## About this task
The answer should be each line of the records that contains the word "link"; please copy them all.

## Input data
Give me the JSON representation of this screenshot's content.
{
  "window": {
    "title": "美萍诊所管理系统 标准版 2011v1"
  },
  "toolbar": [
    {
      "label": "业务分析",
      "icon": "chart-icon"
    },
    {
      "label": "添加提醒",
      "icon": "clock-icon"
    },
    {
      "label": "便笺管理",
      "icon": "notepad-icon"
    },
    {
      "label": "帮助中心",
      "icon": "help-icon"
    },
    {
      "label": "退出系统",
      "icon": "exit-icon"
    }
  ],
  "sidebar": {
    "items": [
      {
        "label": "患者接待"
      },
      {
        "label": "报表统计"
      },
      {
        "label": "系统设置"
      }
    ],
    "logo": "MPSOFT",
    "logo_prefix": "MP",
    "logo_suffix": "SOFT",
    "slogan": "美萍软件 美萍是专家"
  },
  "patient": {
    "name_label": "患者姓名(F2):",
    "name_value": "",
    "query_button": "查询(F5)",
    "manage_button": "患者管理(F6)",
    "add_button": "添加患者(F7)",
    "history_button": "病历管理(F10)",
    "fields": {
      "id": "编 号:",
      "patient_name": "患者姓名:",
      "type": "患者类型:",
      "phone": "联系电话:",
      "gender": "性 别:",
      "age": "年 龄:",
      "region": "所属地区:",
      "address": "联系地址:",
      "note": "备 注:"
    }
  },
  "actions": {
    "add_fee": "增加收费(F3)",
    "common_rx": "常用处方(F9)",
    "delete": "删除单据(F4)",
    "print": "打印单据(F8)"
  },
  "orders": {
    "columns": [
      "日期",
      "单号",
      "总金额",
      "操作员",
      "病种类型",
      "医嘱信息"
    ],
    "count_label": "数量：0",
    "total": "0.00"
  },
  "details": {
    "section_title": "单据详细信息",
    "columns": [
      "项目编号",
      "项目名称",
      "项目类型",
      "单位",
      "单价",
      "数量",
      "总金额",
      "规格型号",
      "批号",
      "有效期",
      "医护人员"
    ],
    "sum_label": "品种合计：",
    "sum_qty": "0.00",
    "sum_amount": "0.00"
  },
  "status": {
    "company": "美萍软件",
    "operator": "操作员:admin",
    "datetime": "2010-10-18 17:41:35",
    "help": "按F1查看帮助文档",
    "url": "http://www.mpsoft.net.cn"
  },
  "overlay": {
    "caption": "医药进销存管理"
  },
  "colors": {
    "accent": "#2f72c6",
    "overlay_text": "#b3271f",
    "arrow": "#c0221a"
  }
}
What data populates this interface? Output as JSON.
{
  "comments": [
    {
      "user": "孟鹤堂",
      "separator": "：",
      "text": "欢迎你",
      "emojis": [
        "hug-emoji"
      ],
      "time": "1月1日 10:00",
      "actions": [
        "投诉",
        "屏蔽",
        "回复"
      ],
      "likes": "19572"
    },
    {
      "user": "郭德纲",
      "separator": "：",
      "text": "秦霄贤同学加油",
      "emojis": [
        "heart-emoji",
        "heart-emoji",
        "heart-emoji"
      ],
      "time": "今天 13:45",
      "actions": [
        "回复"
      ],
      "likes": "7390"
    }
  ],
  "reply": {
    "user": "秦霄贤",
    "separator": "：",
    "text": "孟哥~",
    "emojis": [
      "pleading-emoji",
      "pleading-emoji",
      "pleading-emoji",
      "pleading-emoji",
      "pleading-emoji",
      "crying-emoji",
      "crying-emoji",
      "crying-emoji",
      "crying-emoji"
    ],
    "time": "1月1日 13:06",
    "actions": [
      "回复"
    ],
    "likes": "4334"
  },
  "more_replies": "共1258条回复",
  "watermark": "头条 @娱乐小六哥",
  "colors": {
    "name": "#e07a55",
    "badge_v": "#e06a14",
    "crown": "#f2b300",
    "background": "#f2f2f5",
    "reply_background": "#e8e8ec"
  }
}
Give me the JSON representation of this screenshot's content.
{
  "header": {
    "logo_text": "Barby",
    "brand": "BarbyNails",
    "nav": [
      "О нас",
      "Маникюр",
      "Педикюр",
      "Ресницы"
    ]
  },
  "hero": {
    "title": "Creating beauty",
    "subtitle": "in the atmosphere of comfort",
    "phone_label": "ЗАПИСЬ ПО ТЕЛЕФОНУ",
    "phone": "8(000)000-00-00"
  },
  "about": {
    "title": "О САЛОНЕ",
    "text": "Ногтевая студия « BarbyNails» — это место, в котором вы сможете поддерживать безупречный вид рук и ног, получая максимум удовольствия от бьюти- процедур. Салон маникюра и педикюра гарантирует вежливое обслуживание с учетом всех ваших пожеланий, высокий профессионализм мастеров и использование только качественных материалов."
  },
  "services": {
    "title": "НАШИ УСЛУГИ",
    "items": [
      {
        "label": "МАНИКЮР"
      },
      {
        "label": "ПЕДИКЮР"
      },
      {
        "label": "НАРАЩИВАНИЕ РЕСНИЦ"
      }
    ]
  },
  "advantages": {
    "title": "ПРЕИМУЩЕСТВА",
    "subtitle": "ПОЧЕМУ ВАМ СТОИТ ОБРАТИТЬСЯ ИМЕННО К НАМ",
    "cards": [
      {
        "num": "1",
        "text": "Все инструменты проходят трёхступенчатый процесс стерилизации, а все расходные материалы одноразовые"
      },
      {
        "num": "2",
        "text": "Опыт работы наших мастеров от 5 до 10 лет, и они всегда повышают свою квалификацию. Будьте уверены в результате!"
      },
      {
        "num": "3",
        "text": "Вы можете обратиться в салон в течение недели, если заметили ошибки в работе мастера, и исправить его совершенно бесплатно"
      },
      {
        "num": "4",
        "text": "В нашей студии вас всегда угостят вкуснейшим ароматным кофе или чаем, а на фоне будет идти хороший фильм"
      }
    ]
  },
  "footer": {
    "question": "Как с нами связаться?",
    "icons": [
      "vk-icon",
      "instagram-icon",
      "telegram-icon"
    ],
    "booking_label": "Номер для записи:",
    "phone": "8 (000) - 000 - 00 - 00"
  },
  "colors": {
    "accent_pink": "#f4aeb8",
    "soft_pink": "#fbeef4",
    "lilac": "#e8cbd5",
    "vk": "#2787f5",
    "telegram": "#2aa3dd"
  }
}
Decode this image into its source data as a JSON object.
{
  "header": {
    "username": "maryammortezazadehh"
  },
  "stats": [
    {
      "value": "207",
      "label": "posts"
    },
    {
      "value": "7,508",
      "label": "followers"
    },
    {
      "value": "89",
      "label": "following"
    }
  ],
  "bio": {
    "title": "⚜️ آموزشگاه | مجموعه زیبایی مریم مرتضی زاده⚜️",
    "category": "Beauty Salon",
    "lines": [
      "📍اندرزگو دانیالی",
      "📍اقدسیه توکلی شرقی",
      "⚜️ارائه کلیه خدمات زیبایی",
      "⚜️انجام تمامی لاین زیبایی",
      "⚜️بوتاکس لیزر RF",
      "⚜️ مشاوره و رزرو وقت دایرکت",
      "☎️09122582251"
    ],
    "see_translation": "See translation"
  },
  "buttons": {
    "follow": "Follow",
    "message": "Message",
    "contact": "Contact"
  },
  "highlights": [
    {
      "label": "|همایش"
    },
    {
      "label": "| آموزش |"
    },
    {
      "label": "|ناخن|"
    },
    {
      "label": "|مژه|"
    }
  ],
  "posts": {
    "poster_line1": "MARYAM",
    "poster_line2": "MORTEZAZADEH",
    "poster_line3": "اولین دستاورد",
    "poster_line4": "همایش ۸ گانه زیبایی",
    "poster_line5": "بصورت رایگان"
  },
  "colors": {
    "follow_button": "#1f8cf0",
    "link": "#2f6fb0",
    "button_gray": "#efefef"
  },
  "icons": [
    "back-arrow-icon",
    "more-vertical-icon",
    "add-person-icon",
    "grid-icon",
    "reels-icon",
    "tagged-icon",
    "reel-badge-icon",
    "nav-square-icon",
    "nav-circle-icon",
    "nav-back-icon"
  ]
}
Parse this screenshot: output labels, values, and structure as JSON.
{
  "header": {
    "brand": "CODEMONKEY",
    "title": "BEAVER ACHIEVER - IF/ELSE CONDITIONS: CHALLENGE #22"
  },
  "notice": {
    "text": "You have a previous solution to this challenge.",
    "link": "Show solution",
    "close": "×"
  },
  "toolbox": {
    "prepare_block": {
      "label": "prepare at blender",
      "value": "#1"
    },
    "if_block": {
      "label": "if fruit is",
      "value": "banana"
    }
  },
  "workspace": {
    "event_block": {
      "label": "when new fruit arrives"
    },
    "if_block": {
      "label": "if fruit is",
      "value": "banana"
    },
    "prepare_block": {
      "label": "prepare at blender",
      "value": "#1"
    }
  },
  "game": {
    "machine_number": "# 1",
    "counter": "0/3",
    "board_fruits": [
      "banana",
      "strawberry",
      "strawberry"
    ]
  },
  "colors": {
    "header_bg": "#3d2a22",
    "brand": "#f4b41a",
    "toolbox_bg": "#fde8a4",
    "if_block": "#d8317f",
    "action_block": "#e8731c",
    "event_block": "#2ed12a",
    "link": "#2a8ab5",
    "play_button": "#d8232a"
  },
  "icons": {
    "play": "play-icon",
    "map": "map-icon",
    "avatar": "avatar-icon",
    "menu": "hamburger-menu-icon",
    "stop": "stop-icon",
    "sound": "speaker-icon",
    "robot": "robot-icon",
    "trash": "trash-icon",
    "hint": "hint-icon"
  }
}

## Written response
    "link": "#2f6fb0",
    "link": "Show solution",
    "link": "#2a8ab5",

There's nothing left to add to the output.